“These young people will ultimately take over,” says the nonprofit’s Executive Director, Rusty Lloyd. RiversEdge West wants them to understand how rivers work and why they are important. Loyd also wants them to understand that they can help protect these wild places today and throughout their lives. 

A student shows a tamarisk leaf beetle to her classmates

RiversEdge West has worked to restore habitat along western rivers for about fifteen years. “We’re really trying to hone in on the legacy and the stewardship of the projects we’ve been involved in,” says Lloyd. By working with professional decision-makers and practitioners, RiversEdge West helps river health today. By educating kids they’re setting rivers up for long-term success. 

Educational Building Blocks

RiversEdge West worked with expert scientists and land managers to develop education programs for students of all ages, from elementary school to the university level. As a result, it’s able to tailor the materials and presentations to meet school district standards for each grade level. 

Lessons can take place by the Colorado River or in the classroom. Lloyd describes the program as “connecting the community of youth to the river and integrating classroom projects with outdoor river curriculum.” Students learn about science topics, like how important healthy river flow rates are, the need for biodiversity, predator/prey relationships, and habitat health. They also learn a more foundational lesson – that individual actions make an impact.  

Learning about Biological Control and Tamarisk Leaf Beetles 

Students also have the opportunity to learn about biological control, also known as biocontrol. Biocontrol reduces pests species (whether plants, insects or animals) by reuniting them with a natural predator. For example, the tamarisk leaf beetle coevolved with tamarisk in Europe and Asia, where the non-native and invasive plant originates. The beetle eats the invasive plants’ leaves, stressing them and giving native plants a chance to compete. 
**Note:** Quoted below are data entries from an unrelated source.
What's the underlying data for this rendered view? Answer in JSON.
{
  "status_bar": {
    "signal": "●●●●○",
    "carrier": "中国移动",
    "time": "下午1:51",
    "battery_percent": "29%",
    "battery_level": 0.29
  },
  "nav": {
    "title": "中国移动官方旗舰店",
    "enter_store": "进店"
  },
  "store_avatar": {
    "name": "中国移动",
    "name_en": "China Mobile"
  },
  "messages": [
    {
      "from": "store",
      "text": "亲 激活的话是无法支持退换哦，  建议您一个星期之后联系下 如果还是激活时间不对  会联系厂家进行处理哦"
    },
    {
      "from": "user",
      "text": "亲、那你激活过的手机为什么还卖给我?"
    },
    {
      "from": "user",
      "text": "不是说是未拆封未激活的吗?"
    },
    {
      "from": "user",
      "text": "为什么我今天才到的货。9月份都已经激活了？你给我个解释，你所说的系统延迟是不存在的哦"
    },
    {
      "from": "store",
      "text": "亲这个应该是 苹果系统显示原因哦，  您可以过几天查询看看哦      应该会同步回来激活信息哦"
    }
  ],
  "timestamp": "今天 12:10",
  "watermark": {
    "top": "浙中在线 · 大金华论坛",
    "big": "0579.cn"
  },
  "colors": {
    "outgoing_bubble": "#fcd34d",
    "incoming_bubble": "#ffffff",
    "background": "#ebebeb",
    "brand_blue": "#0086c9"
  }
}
In the spring and summer, students can practice monitoring tamarisk leaf beetle populations during riverside classroom sessions. If that sounds complicated, it’s not. It involves sweeping trees with bug nets to catch beetles and then counting them. What kid doesn’t like bug nets? 

Finding bugs just takes a net and a little determination. 

According to Cara Kukuraitis, RiversEdge West’s Outreach Coordinator, these days on the river really resonate with students. “I’ve had teachers come up to me saying that the most disengaged students were the most engaged that day,” says Kukuraitis. “It’s really cool because this one activity lets them connect to the river and the environment in a really powerful way.”

“After their first sweep or two, when they discover all the little insects and organisms living in the trees, they start to realize that this is something that they love doing,” says Kukuraitis. “You can see the progress throughout the day, from the kids being uncomfortable out there to be really comfortable and happy, which is really cool.”

But it’s not just the bugs that pull kids in. It’s understanding what weedy, invasives species can do to a river system. “When I look at kids’ faces when I show them before and after photos of a restoration project and it clicks, in that moment they realize how important this work is,” says Kukuraitis. “You see them beginning to understand the ecosystem wide-way that it alters the river.”

Students spread out to try their hand at finding tamarisk leaf beetles.

It Takes A Village

RiversEdge West’s education programs have many supporters, including the Xcel Energy Foundation, Alpine Bank and Forever Our Rivers Foundation. Pooling resources helps to ensure a lasting impact and Forever Our Rivers is proud of its contribution. 

“Funding from Forever Our Rivers Foundation allowed RiversEdge West to expand our river education program and engage an additional 350 students to learn about the importance of our Western rivers,” says Lloyd. “This helped us accomplish a critical piece of our mission, to inspire and educate the next generation of river stewards.”